Southeastern Section–55th Annual Meeting (23–24 March 2006)

Paper No. 5
Presentation Time: 9:25 AM


DAY, James M.D., University of Tennessee, Knoxville, TN and TAYLOR, Lawrence A., Department of Earth and Planetary Sciences, University of Tennessee, Knoxville, TN 37996-1410,

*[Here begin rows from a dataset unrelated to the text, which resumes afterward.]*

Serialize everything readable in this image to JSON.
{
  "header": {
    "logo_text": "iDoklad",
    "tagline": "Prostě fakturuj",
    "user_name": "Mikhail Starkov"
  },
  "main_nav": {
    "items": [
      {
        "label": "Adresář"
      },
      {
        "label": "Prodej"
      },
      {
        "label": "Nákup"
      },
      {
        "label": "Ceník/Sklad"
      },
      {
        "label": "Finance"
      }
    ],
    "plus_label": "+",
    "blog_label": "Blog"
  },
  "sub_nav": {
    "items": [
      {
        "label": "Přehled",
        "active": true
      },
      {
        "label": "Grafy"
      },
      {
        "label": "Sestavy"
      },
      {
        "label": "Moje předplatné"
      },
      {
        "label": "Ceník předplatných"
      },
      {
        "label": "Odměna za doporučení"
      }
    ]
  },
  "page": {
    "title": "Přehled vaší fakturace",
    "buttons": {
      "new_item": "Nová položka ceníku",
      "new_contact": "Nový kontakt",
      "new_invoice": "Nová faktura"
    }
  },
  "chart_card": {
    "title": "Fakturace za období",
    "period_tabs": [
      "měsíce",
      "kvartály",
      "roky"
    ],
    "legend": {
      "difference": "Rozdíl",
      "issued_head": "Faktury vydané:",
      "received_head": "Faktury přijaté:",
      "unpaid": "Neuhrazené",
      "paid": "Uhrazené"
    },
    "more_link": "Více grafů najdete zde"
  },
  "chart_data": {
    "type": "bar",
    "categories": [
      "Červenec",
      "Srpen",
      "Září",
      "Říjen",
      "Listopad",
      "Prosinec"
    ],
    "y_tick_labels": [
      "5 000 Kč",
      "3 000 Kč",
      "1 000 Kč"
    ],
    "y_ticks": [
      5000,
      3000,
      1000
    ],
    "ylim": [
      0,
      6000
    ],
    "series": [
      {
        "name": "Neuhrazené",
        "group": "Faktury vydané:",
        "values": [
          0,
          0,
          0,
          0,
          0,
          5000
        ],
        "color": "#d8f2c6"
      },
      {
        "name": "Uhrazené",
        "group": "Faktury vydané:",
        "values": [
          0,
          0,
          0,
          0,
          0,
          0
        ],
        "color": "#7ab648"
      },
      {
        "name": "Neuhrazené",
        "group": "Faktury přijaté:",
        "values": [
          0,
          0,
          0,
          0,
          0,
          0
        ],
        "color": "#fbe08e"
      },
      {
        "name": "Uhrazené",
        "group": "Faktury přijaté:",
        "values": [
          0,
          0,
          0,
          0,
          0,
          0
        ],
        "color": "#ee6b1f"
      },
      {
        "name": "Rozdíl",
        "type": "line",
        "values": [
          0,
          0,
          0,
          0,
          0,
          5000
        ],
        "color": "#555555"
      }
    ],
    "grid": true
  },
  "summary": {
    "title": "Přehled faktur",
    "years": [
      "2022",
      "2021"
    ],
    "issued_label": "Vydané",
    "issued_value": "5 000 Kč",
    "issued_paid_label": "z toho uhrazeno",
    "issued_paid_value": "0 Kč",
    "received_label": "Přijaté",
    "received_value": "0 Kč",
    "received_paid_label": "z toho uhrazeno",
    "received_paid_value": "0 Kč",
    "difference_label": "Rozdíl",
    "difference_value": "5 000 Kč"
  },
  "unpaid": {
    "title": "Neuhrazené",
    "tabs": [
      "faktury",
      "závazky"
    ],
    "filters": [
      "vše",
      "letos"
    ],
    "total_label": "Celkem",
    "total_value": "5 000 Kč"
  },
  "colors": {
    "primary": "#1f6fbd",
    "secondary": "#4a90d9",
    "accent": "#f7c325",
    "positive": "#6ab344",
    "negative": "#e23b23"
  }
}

The concept of a Moon-wide magma ocean was first proposed in the earliest days of the Apollo program and is the most widely accepted explanation for the evolution of the lunar crust and upper mantle. Magma ocean hypotheses have also gained appeal for explaining isotopic heterogeneities in the Earth and Mars because of the requirement of rapid differentiation of their silicate mantles in the first few million years after planetary accretion. Because the Moon is the ‘type locality' for the magma ocean hypothesis, it is important to consider the evidence for a magma ocean, and the isotopic variations in basaltic magmas generated from lunar magma ocean (LMO) cumulates. The LMO hypothesis has been built chiefly on the observation that the Moon's anorthositic upper crust has a large positive Eu anomaly, which is complemented by negative Eu anomalies in the mare-basalt source. This relationship is the foundation to notions that the crust may be the result of plagioclase floatation from a large magma chamber (LMO). Numerous models of the differentiation of the Moon involve an initial state in which the outer few hundred kilometers were totally molten. These models can adequately describe the anorthositic crust and the constant enriched incompatible-element signature of KREEP, the residual liquid from the LMO differentiation event. Likely source regions for mare basalt magmatism are in the uppermost few hundred kilometers of the Moon. Initial isotopic compositions (O, Sr, Nd, Hf, Os) of these source regions can be calculated from derived partial melts. Such isotopic information approximately reflects the anticipated variations generated from crystal-liquid partitioning during LMO differentiation. The observed isotopic and geochemical variations in mare basalts may reveal the degree of isotopic heterogeneity expected in the earliest history of more active and continuously mixing mantles of large planets such as Earth.